The article is about the bold effort that Seattle made to build electric vehicle charging stations on public curbs — and how that effort almost entirely failed.
The curbsides of big cities are one of the unheralded fronts in the move toward electric transportation. The curb, after all, is where thousands of people who don't have garages park their cars. Seattle's idea was to encourage EV adoption by bringing the charging stations to these people.
The most prominent location the city chose was on Broadway East, the main thoroughfare of Capitol Hill, where I lived until very recently.
Ask any Seattleite if they think electric cars are a good idea and they'll say yes. Among popular notions, zero-emissions transportation is right up there with coffee and craft beer.
But in practice, getting ready for electric cars involves trade-offs, especially in a neighborhood with crowded sidewalks and streets, along with a growing resentment against cars in general. The Broadway charging station proposal went down to defeat, because of opposition from an unexpected source.
One of the most interesting parts of reporting on electric vehicles these days is watching them turn from a gauzy, feel-good idea into a hard reality. That reality has some sharp edges that poke against the very people who were disposed to feel good about electric cars.
People in the Capitol Hill neighborhood were poked by the electric car, and so will many others, as electric cars roll out in bigger numbers.
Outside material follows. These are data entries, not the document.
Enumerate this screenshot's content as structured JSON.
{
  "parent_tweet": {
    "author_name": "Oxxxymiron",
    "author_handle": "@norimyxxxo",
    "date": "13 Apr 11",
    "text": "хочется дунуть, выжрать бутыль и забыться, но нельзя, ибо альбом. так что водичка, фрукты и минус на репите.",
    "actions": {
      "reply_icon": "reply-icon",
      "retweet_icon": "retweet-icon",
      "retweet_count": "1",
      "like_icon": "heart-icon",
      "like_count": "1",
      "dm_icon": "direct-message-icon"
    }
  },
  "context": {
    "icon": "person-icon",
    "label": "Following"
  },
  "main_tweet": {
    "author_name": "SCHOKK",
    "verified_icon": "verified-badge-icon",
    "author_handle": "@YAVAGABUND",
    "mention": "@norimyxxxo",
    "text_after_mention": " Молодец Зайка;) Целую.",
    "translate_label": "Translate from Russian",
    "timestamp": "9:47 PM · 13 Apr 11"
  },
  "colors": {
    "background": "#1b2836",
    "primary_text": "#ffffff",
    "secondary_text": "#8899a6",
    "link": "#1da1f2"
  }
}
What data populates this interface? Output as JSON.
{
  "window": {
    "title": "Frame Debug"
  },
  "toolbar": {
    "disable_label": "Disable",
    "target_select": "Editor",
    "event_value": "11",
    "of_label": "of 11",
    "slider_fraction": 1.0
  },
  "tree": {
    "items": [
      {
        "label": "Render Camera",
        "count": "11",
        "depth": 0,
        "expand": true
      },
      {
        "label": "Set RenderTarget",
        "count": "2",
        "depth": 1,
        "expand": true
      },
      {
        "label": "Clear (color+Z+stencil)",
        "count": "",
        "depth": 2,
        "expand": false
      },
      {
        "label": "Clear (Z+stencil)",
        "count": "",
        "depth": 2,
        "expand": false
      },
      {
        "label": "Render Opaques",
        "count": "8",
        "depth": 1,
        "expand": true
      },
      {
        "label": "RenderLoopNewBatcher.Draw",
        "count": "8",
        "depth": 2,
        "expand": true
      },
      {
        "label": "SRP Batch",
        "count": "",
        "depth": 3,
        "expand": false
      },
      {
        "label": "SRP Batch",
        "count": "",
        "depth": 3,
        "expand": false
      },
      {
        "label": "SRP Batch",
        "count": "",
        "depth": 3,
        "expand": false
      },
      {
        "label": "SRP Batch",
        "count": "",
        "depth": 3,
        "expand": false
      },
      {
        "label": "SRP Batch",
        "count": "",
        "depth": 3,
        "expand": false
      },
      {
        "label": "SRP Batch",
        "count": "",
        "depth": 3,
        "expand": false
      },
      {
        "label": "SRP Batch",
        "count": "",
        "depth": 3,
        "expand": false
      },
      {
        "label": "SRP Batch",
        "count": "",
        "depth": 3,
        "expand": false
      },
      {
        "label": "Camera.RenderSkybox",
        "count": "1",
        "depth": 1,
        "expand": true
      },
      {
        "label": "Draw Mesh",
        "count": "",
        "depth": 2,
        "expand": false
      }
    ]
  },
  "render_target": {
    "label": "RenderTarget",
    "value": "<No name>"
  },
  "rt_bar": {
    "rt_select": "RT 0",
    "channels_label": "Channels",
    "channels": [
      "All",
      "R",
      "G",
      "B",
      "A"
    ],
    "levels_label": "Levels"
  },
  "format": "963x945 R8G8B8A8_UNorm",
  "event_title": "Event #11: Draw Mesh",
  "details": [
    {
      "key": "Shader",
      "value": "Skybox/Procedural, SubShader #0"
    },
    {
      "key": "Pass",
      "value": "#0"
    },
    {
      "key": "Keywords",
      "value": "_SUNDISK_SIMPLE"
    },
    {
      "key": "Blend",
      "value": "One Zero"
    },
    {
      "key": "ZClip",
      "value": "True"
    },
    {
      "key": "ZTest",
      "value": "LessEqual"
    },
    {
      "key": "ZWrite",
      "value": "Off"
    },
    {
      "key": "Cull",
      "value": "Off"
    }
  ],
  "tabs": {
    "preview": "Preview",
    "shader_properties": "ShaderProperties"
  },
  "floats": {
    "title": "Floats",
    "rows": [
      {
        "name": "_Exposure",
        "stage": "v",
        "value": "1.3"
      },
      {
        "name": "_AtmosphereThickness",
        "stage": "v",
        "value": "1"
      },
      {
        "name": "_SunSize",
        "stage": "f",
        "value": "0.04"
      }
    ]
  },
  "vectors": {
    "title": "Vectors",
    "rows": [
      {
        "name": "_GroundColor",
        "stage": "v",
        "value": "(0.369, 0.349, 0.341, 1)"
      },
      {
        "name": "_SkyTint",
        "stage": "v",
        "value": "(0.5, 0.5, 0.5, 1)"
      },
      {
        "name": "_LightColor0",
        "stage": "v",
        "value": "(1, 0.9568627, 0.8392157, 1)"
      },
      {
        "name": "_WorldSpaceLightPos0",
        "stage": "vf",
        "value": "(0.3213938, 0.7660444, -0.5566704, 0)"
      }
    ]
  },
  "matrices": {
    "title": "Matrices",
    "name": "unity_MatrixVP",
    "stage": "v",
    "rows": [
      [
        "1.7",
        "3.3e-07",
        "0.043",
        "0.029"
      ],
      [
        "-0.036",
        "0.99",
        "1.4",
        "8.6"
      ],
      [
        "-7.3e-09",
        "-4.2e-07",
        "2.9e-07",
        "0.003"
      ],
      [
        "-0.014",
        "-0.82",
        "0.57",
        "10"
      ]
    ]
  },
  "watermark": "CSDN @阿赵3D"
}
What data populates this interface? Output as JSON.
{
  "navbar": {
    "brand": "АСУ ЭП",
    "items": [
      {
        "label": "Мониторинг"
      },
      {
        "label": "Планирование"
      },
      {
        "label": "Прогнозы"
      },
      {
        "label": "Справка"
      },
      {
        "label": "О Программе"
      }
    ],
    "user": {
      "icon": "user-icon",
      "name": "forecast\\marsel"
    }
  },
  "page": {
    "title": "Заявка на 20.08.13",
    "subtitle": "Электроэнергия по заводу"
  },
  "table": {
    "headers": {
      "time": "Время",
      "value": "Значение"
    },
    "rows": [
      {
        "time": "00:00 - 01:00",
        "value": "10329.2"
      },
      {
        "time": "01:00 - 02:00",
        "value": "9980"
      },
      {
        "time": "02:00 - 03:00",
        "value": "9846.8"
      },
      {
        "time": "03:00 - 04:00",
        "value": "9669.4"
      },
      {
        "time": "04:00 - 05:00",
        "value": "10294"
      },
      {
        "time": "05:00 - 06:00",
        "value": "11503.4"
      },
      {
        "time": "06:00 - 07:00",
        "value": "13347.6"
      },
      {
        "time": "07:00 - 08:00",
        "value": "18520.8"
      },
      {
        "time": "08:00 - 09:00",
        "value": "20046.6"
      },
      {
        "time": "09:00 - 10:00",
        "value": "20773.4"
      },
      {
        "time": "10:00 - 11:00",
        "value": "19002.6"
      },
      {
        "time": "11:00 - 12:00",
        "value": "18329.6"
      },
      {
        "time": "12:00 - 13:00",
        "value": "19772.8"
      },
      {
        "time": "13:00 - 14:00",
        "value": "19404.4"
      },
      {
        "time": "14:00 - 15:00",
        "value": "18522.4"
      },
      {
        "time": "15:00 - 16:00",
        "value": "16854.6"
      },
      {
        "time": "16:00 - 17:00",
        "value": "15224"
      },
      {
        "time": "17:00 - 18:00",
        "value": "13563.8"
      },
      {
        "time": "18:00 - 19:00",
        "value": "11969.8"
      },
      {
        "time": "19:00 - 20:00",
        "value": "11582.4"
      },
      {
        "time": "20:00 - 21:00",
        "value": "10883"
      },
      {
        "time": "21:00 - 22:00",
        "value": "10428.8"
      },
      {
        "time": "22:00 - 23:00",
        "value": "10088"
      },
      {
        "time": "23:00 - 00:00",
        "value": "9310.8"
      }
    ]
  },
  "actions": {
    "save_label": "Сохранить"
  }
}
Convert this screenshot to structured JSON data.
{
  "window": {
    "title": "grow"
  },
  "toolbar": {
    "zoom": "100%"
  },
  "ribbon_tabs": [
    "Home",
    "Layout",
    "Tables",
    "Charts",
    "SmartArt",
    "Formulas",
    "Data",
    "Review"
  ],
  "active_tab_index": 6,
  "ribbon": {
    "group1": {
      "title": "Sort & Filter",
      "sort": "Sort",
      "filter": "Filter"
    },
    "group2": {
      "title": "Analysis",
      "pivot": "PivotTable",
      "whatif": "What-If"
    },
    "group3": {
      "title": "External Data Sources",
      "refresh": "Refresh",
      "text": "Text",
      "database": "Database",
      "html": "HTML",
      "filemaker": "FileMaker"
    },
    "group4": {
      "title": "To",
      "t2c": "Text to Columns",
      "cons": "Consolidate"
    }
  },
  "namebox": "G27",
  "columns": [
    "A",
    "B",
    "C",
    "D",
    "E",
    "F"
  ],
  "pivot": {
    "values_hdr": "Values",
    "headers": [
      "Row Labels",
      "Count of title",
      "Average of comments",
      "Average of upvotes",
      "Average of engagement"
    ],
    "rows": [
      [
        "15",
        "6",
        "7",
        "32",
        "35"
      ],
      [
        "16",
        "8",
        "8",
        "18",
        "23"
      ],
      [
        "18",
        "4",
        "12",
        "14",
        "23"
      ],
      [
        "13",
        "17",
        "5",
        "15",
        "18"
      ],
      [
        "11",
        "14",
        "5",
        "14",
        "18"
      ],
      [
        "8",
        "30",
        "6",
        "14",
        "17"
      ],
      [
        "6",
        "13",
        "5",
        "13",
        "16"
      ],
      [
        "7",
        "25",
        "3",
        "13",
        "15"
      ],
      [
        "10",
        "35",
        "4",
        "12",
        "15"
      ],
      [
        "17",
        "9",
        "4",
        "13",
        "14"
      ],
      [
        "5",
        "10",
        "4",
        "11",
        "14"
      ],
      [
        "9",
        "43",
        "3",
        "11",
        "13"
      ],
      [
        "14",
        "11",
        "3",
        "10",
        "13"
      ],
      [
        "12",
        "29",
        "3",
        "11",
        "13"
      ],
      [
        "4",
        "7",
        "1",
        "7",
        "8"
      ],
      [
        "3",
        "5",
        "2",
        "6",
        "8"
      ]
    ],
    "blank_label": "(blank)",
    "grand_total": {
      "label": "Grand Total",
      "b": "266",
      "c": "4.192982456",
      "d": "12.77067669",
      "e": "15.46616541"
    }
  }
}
We look forward to telling you about them. In fact, if it happens in your neighborhood, let us know. We'd like to tell the story.